A CONTEMPORARY variant of the blood libel falsely accuses Israel of organ harvesting. In August 2009, the largest Swedish daily, the Social Democrat Aftonbladet, published an article by Donald Boström entitled “Våra söner plundras på sina organ” (“Our sons are plundered of their organs”).
Boström claimed there were rumors that the IDF was killing Palestinians and harvesting their organs for transplants – in collusion with the Israeli medical establishment.
A new element concerning scapegoating is that quantitative data have become available regarding its importance.
One illustrative example concerns the murderous 9/11 attacks on the United States by Saudi Muslims.
Many Muslims in the world do not attribute these attacks to their co-religionists, but rather to Israel. A 2009 University of Maryland poll – eight years after the 9/11 mass murders – found that 31 percent of Jordanians, 19% of Palestinians, 17% of Egyptians, and 6% of Azerbaijanis believed that Israel was responsible for the September 11th attacks.
A 2015 poll carried out by the official Palestinian Authority newspaper, Al-Hayat al-Jadida, shortly after the Charlie Hebdo and Hyper Cacher terrorist attacks in Paris showed that 84.4% of Palestinians interviewed believed that “the attacks were suspicious, and that Israel may be behind them.” Only 8.7% of those interviewed blamed the attacks on rising Islamic fundamentalism in Europe.
Since the Great Depression, Jews have also been scapegoated as being the cause of global financial crises. Jews and Israel have been blamed for the 2008 global recession and the Eurozone crisis. A 2009 Anti-Defamation League survey, held in seven European countries, found that 31% of respondents believed that Jews in the financial industry were responsible for the economic meltdown. A Boston Review survey of Americans held that same year found that 38.4% of respondents attributed some level of blame for the recession to the Jews.
Israel is also scapegoated as being the cause for all the unrest in the Middle East.
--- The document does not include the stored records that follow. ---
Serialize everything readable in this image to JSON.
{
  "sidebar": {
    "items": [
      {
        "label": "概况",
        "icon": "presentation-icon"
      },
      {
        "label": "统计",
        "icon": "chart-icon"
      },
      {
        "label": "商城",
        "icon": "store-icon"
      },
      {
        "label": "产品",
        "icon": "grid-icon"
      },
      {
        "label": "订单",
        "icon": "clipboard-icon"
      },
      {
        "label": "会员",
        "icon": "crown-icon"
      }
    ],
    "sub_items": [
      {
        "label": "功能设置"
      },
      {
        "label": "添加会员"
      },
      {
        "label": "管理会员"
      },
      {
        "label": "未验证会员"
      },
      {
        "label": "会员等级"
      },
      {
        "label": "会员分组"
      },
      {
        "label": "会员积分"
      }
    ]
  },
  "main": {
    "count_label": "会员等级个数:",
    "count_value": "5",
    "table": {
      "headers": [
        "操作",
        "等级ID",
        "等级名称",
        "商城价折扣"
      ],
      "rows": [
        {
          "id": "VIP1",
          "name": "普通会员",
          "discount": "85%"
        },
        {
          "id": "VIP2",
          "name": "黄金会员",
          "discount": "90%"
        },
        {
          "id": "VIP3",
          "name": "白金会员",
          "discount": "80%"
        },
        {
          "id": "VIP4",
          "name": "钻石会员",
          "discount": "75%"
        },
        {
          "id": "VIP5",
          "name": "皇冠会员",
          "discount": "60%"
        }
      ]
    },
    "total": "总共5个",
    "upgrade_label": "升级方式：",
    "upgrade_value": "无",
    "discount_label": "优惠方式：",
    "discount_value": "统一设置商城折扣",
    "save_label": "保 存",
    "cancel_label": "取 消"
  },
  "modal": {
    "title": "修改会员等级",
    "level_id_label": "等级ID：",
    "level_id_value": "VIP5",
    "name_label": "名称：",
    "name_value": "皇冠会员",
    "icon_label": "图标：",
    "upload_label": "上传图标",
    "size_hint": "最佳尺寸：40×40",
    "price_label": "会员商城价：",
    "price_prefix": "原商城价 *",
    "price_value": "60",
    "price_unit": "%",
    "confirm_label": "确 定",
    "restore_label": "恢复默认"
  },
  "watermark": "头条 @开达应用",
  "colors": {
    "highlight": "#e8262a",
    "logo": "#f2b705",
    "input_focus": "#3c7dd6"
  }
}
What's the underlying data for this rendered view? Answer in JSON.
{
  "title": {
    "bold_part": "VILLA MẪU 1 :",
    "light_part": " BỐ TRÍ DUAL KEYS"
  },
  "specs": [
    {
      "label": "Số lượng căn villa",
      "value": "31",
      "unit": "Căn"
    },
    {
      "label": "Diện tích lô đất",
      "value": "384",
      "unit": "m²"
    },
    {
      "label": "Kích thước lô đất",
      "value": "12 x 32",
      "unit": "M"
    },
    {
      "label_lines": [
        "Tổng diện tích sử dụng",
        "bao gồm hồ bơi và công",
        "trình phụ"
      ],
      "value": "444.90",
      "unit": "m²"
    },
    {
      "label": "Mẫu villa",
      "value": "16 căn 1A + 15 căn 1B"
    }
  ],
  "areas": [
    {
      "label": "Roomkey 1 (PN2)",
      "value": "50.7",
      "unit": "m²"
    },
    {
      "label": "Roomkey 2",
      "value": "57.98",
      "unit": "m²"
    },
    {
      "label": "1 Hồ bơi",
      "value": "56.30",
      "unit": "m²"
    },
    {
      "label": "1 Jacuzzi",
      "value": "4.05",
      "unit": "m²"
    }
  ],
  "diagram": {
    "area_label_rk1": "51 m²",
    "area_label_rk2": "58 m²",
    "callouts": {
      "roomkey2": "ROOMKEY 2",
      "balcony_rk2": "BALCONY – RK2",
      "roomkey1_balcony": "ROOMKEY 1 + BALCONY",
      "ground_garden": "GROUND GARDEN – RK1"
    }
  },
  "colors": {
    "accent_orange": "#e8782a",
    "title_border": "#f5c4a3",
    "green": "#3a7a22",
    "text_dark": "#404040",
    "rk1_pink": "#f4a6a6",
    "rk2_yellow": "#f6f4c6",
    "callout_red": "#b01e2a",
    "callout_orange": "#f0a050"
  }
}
Some Western politicians claim in bad faith that if Israel would cease building settlements within the disputed territories, violence in the Middle East would cease; alternatively, and absurdly so, it is claimed that the establishment of peace between Israel and the Palestinians would put an end to the massive killing campaigns of Muslims and others by Middle-Eastern Muslims. Yet another scapegoating variant is blaming Israel for the persecution of Palestinian Christians by Palestinian Muslims.
It is high time that the State of Israel begins to systematically expose those who are responsible for such frequent scapegoating and false accusations.
Where possible, Israel should specifically attribute the crimes it is accused of to those who actually commit them, who are often Muslims, but sometimes others.
Manfred Gerstenfeld’s book, The War of a Million Cuts – to be published this month – analyzes how Israel and Jews are delegitimized, and how one can fight these attempts at delegitimization. Jamie Berk is a researcher working toward an MA in political science at The Hebrew University of Jerusalem.